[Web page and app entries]
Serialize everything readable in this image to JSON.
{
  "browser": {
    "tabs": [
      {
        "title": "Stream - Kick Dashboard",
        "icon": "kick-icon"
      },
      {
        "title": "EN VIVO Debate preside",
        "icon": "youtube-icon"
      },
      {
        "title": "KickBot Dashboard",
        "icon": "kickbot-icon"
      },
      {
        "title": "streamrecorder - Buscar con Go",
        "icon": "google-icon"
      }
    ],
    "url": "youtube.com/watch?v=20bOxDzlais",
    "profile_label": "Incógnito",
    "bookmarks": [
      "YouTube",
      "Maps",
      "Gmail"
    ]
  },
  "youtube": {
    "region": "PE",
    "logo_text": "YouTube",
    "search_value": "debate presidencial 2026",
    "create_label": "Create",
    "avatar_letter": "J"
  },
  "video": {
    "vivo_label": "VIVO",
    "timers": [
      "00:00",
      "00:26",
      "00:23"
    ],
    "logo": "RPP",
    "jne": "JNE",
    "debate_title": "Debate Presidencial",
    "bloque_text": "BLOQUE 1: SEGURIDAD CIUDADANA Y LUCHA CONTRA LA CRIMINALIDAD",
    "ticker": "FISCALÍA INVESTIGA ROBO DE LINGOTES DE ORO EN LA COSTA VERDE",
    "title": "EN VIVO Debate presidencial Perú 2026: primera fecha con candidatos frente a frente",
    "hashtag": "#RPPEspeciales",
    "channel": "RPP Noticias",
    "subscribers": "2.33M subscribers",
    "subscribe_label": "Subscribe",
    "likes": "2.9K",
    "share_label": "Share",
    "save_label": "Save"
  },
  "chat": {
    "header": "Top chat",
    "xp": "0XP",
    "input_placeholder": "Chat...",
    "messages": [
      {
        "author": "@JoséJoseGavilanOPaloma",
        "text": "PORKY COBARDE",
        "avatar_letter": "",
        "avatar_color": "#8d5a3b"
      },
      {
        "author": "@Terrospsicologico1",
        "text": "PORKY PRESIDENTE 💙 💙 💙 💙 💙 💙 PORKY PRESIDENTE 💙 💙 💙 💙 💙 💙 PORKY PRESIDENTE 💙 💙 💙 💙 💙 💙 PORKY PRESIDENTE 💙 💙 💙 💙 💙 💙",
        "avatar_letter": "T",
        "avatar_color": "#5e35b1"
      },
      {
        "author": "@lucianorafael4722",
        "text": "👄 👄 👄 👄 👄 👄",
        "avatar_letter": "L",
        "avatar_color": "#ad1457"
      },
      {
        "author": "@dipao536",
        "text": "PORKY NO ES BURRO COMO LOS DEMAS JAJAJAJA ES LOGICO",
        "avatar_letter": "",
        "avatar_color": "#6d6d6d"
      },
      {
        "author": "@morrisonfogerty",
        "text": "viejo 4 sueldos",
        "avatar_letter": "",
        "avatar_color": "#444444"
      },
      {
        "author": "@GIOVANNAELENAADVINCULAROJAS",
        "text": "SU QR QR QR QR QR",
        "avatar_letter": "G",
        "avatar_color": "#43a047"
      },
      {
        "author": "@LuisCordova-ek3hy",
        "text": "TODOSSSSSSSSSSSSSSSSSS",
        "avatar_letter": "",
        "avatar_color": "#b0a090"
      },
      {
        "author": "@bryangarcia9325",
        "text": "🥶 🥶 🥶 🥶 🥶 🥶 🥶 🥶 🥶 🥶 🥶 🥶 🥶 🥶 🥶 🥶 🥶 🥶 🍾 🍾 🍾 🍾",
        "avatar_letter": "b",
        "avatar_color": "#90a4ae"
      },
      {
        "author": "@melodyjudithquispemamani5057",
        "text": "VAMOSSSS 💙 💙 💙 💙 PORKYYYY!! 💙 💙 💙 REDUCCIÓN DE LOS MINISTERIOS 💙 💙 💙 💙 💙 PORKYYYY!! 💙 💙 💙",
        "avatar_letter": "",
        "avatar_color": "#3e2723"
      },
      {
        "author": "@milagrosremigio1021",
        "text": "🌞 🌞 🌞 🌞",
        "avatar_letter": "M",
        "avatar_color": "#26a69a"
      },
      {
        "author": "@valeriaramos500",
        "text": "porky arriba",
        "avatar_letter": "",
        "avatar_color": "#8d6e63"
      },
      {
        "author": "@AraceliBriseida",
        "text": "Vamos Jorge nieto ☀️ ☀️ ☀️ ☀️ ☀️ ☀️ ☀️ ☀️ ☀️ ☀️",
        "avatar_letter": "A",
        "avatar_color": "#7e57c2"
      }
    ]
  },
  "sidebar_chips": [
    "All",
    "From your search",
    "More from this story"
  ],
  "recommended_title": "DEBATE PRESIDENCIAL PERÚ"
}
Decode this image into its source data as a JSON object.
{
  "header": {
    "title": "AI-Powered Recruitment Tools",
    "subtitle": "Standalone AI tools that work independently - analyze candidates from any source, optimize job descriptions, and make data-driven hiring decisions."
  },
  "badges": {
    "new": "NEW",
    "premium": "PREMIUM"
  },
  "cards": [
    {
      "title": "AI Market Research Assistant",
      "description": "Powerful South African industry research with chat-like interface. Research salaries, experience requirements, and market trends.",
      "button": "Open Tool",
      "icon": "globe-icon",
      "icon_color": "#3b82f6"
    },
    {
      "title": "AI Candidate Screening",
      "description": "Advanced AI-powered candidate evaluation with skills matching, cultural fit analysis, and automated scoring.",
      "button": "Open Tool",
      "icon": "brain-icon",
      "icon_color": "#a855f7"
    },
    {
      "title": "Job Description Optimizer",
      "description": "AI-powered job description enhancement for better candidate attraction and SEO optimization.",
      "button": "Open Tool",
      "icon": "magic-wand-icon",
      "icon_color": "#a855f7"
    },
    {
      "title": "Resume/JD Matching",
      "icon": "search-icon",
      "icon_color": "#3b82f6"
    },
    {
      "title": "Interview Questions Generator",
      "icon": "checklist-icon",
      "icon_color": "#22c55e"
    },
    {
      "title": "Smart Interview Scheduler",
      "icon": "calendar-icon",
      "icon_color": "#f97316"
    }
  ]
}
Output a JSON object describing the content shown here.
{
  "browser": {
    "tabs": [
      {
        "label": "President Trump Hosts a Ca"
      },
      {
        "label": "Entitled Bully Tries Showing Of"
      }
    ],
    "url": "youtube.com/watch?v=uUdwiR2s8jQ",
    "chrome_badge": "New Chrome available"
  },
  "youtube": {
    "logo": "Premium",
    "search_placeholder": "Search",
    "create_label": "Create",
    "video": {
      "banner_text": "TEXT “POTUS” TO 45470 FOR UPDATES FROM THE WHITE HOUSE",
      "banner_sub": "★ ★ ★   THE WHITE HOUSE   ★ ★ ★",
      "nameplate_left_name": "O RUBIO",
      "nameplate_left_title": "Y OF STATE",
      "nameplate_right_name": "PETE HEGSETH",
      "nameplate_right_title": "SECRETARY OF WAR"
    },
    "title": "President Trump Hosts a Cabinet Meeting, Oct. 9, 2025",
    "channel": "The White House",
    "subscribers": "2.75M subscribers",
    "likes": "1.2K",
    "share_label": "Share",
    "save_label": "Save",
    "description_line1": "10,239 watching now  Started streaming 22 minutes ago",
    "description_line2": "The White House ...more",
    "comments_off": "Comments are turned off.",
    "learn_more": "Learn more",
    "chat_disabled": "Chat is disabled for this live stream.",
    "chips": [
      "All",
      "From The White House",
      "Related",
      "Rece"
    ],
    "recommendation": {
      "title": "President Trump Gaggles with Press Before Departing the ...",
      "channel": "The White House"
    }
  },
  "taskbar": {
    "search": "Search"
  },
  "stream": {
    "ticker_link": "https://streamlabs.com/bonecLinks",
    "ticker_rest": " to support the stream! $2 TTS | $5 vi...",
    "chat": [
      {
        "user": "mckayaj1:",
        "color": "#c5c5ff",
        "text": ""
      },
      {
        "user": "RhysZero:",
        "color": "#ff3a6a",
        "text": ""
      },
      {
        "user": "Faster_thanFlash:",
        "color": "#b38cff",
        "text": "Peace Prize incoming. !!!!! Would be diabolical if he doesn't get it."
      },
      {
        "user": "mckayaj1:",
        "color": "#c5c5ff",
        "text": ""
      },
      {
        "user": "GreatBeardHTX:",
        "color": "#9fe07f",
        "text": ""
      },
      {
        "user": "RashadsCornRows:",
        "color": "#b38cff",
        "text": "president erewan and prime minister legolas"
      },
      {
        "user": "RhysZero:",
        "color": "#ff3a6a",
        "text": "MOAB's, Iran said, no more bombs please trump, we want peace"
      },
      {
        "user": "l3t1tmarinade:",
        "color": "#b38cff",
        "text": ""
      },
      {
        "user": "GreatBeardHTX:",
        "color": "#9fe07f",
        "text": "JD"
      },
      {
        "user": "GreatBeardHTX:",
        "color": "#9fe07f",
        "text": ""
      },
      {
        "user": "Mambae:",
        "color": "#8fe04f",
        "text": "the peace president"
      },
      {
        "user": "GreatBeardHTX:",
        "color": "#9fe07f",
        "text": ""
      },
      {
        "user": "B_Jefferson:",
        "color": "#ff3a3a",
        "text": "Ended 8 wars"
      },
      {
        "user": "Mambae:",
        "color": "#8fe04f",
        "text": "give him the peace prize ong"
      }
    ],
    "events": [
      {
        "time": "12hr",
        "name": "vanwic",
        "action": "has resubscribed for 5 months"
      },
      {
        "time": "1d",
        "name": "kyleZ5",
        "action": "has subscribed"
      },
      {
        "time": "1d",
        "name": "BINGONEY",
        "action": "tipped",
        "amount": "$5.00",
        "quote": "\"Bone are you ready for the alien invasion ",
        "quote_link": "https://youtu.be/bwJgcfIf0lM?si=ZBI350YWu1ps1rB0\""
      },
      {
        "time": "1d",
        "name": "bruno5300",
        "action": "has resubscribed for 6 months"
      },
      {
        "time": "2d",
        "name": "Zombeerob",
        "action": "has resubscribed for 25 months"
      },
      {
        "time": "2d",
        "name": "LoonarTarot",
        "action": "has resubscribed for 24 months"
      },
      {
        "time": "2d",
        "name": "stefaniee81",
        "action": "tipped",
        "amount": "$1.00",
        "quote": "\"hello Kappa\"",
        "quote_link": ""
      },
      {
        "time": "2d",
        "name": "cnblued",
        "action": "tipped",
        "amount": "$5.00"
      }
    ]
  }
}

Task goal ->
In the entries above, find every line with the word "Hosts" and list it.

Problem solution ->
        "label": "President Trump Hosts a Ca"
    "title": "President Trump Hosts a Cabinet Meeting, Oct. 9, 2025",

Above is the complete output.